When asked about his best leadership advice, Dr. Jeff King, Co-Director of the OSU Leadership Center and Associate Professor at Ohio State, simply says “Listen”.
He added that most of the time, if we took the time to intentionally listen to one another, we would realize that we’re really working toward the same goals, and that listening allows us to work together to find common ground.
King said that his 4-H educator and program assistant were significant mentors growing up that led him to this leadership philosophy and to the career path he loves today, and that he continues to receive professional support and mentorship from a variety of faculty members at Ohio State.
In the classroom, King loves to see the ‘lightbulbs’ go off for his students as they learn to apply the concepts discussed in class. “Leadership content is different,” King said. “It’s not ‘tell me what I need to do’- it’s a reflection and a change process, it’s a different style of engagement”.
As a workshop facilitator at the OSU Leadership Center, King said that he loves meeting and working with a diverse audience, which includes both ‘front line’ employees and top executives.
In both settings, he enjoys the opportunity to challenge people’s perceptions and disrupt the thought processes that drive our behavior in order to establish behavior change. He is particularly interested in teaching about emotional and social intelligence, and enjoys the challenge of discovering where people are and exactly how he can help them move forward.
Personally, King likes to take on a supportive role as a leader, seeking out ways to encourage others, establishing relationships, and listening to understand, but he is comfortable changing his approach in response to various situations.
“When I need to be upfront I’ll be upfront, whether that’s advocating for a program, person, or organization,” King said. “But I also realize that sometimes I need to take a step back and recognize how I can support others around me”.
King says that every leader can benefit by growing their level of empathy. He added that caring for others genuinely is so important, and that meaningful relationships must be established in order to move people and projects forward.

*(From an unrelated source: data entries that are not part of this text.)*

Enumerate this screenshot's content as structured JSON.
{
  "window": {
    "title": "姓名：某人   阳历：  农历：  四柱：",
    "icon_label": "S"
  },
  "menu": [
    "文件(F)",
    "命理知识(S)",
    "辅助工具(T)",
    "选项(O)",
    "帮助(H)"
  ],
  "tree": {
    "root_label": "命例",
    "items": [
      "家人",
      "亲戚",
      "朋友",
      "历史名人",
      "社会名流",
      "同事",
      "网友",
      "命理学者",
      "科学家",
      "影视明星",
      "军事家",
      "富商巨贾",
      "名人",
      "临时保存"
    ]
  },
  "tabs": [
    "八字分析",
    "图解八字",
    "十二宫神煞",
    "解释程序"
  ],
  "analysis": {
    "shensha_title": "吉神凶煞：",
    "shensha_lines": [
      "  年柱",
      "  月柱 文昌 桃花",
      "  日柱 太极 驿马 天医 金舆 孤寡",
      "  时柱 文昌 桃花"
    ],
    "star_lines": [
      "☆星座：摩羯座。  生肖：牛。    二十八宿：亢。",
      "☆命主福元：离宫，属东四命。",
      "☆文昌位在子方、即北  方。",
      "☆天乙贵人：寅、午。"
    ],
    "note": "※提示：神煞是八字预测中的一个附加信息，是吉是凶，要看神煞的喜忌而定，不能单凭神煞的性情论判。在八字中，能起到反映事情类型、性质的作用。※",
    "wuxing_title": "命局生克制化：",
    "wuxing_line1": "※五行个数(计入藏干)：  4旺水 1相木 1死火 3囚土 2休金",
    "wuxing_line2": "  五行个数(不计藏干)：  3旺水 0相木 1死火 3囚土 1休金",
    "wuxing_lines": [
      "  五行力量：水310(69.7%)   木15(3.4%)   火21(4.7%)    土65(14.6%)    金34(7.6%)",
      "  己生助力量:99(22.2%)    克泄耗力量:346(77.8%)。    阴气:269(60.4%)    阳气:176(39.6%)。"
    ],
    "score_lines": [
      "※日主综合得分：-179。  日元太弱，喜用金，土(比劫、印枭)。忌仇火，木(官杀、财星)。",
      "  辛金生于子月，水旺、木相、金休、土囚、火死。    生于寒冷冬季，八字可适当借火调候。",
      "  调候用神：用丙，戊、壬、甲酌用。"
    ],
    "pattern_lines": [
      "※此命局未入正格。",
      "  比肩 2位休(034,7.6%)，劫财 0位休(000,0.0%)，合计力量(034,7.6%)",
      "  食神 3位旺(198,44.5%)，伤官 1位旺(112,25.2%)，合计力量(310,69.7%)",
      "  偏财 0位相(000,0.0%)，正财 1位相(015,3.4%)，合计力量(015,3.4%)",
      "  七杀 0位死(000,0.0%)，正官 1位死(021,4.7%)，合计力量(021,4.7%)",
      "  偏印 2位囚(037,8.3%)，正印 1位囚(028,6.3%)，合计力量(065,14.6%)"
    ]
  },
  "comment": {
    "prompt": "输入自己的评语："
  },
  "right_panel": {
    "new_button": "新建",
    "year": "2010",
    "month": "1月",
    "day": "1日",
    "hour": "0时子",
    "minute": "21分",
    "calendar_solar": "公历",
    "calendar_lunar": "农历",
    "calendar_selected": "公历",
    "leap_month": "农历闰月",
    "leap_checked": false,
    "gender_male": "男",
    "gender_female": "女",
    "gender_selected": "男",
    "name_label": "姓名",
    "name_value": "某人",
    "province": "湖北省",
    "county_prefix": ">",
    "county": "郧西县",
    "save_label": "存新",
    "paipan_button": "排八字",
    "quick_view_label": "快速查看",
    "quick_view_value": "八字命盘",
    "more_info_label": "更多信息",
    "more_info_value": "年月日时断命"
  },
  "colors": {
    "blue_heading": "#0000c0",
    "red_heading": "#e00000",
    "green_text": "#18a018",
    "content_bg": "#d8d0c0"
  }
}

Blog post created by Courtney Fulton, OSU Leadership Center Marketing Intern
"When you are a leader, most things that go wrong are not directly your fault, but they are always your responsibility. The art of apology can make the difference between lost trust and ruined reputations.
- Be personal. Assume personal responsibility rather than simply act as a spokesperson for the institution you represent.
- Be focused. Address specific acts or mistakes as well as impacted parties, so it is clear that you understand the ramifications of what went wrong.
- Be genuine. Convey in both words and tone honest remorse and atonement for mistakes made and any resulting damage caused.
- Make no excuses. Avoid shifting blame, minimizing harm, or whitewashing a bad situation.
- Act swiftly. The sooner an apology is given, the better the chance the apology will be accepted by those who count.
- Be comprehensive. Get all the facts out, admit all known shortcomings, and clearly articulate what has yet to be determined.
- Prevent recurrences. Articulate an action plan to correct what went wrong and to make sure the same problem doesn't recur (p. 70-72)."
Please share a time when you needed to apologize and how you went about making the apology.
From: Botelho, E. L; & Powell, K.R. (2018). The ceo next door: the four behaviors that transform ordinary people into world-class leaders. New York: Currency